      1664Scopus© Citations 24
  • Publication
    Virtual Screening Using Combinatorial Cyclic Peptide Libraries Reveals Protein Interfaces Readily Targetable by Cyclic Peptides

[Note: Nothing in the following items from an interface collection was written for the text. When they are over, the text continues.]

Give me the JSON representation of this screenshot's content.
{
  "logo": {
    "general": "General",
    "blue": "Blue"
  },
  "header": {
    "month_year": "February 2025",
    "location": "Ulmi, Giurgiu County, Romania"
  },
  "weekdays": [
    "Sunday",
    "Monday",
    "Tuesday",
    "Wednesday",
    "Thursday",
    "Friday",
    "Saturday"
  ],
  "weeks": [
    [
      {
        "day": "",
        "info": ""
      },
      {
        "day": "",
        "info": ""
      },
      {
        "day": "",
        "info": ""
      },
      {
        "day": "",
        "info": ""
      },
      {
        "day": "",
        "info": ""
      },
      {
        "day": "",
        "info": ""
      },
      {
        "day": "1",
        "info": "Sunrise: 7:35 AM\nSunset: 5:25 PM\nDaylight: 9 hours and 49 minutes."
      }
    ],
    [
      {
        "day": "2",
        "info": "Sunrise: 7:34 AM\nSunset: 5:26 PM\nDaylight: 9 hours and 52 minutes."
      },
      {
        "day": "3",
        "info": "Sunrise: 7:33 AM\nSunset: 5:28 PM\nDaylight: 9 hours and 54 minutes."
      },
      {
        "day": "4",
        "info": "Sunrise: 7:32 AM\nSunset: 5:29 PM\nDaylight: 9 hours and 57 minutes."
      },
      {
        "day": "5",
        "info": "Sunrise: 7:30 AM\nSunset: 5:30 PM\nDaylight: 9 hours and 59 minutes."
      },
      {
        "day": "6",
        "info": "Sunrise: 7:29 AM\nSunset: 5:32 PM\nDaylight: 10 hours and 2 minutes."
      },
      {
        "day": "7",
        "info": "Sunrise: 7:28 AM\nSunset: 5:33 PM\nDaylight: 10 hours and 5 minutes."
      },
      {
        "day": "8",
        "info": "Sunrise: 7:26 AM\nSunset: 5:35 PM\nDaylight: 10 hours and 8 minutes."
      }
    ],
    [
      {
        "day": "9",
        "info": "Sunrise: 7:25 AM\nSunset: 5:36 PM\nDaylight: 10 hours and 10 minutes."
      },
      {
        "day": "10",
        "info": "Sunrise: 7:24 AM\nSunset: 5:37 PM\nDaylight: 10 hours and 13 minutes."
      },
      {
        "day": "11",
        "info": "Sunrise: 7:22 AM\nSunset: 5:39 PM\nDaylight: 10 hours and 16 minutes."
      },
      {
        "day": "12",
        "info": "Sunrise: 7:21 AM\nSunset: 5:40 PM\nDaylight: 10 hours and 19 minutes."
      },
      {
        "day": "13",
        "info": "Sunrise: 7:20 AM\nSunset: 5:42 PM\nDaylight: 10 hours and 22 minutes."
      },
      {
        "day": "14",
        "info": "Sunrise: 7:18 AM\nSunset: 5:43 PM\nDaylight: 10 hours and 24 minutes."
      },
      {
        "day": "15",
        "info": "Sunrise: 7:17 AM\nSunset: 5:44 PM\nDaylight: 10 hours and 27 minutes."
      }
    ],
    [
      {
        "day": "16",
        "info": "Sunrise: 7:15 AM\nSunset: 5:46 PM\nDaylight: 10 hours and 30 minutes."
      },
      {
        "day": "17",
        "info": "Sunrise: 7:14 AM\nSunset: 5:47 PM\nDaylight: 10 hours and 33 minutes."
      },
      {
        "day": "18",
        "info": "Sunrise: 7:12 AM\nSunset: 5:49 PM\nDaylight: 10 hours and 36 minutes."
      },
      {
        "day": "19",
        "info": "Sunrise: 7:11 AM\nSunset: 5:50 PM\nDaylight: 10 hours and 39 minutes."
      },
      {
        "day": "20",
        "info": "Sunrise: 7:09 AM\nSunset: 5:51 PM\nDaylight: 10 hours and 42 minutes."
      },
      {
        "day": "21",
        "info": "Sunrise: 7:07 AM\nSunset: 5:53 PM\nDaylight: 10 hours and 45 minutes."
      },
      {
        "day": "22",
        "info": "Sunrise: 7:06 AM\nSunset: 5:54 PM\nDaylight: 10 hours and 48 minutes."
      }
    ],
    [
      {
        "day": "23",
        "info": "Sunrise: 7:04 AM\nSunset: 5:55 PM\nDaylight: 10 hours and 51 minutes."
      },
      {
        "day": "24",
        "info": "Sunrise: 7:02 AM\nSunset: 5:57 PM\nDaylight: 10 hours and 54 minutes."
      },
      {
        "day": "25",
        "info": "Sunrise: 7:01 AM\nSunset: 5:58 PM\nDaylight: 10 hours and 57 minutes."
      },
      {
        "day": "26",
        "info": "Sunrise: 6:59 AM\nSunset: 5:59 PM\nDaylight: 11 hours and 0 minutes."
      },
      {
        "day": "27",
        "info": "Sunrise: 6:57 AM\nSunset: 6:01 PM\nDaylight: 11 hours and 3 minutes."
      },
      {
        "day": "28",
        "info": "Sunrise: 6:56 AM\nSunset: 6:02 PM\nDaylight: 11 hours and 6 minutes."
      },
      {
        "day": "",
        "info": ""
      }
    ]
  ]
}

    Protein–protein and protein–peptide interactions are responsible for the vast majority of biological functions in vivo, but targeting these interactions with small molecules has historically been difficult. What is required are efficient combined computational and experimental screening methods to choose among a number of potential protein interfaces worthy of targeting lead macrocyclic compounds for further investigation. To achieve this, we have generated combinatorial 3D virtual libraries of short disulfide-bonded peptides and compared them to pharmacophore models of important protein–protein and protein–peptide structures, including short linear motifs (SLiMs), protein-binding peptides, and turn structures at protein–protein interfaces, built from 3D models available in the Protein Data Bank. We prepared a total of 372 reference pharmacophores, which were matched against 108,659 multiconformer cyclic peptides. After normalization to exclude nonspecific cyclic peptides, the top hits notably are enriched for mimetics of turn structures, including a turn at the interaction surface of human α thrombin, and also feature several protein-binding peptides. The top cyclic peptide hits also cover the critical 'hot spot' interaction sites predicted from the interaction crystal structure. We have validated our method by testing cyclic peptides predicted to inhibit thrombin, a key protein in the blood coagulation pathway of important therapeutic interest, identifying a cyclic peptide inhibitor with lead-like activity. We conclude that protein interfaces most readily targetable by cyclic peptides and related macrocyclic drugs may be identified computationally among a set of candidate interfaces, accelerating the choice of interfaces against which lead compounds may be screened.
      1053Scopus© Citations 12